Shimla battles worst water crisis in decades

Shimla battles worst water crisis in decades

People stand in a queue to collect water from a tanker, as the city faces acute shortage of drinking water, in Shimla on Tuesday. PTI

Faraway from the burgeoning water crisis in drought-stricken Cape Town, the picturesque hill station of Shimla in Himachal Pradesh, is in the midst of its worst water crisis in decades.

Water supply lines in Shimla ran dry for the eighth day on Tuesday. 

Drinking water supply in the erstwhile summer capital of the British Raj has plummeted to less than 50% of the daily requirement.

Long queues of residents waiting restlessly for hours on the streets with buckets in hand to fetch water from anywhere possible have angered residents.

Protests are increasing by the day.

The crisis is being attributed to Shimla's two main water supply sources, fed by mountain streams, fast drying out.

Poor rainfall and inadequate snowfall in the winter that went by has led to the depletion of water sources this summer.

The footfall of tourists, which peaks up to nearly 20,000 people every day in summers, has maximised this time around making matters worse.

Hotels are cancelling booking apprehending angry tourists. Hoteliers said scores of tourists have cancelled hotel bookings over the last few days. 

Available water tankers are charging double the price.

"Sale of packaged drinking water has hit the roof. People are buying disposable plates and glasses to save water that goes down the drain in washing utensils," Namrita, a teacher at Auckland House School, Shimla, told DH.

Shimla with a population of 2.2 lakh residents and an ever-increasing number of tourists has a daily requirement of 45 million litres per day (MLD).

The requirement has dropped down to about 20-22 MLD. Chief Secretary Vineet Chawdhry said a decline in the availability of water at the two main supply sources  —  Giri and Gumma —  is the main problem.

Court steps in 

Locals are crying foul over water supply, or whatever remains of it, being diverted to VIP residences.

The Himachal Pradesh High court on Monday took suo motu notice of the crisis.
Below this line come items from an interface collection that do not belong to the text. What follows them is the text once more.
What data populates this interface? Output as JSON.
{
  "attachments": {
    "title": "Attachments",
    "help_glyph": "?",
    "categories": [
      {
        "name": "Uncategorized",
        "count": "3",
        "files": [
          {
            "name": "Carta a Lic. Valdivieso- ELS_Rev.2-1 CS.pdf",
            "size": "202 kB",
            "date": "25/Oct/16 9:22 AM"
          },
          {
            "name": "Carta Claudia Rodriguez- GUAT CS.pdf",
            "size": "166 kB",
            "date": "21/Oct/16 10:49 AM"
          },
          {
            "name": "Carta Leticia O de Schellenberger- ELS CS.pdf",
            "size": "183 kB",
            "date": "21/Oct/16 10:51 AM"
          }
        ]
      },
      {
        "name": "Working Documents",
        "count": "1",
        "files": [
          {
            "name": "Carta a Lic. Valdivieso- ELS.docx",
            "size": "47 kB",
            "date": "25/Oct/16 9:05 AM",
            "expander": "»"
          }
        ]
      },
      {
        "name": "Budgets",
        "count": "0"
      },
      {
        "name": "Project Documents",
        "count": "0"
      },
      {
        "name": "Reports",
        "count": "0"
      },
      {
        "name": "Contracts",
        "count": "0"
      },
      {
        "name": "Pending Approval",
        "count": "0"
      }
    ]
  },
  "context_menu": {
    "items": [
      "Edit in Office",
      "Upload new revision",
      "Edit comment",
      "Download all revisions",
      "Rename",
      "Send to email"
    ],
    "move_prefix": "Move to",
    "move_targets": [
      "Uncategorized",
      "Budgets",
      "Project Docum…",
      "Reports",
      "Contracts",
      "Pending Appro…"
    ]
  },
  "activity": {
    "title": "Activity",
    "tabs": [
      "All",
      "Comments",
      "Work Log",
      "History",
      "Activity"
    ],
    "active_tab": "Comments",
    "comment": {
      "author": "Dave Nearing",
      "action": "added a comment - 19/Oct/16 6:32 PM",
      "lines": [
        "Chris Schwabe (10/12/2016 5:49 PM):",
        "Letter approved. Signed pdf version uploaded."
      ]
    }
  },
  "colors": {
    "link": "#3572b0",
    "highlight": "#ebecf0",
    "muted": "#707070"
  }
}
It asked if any new construction should be allowed to come up within the municipal limits.

Shimla now does not have enough water to pump at the stations and the crisis is here to stay, at least for some more days.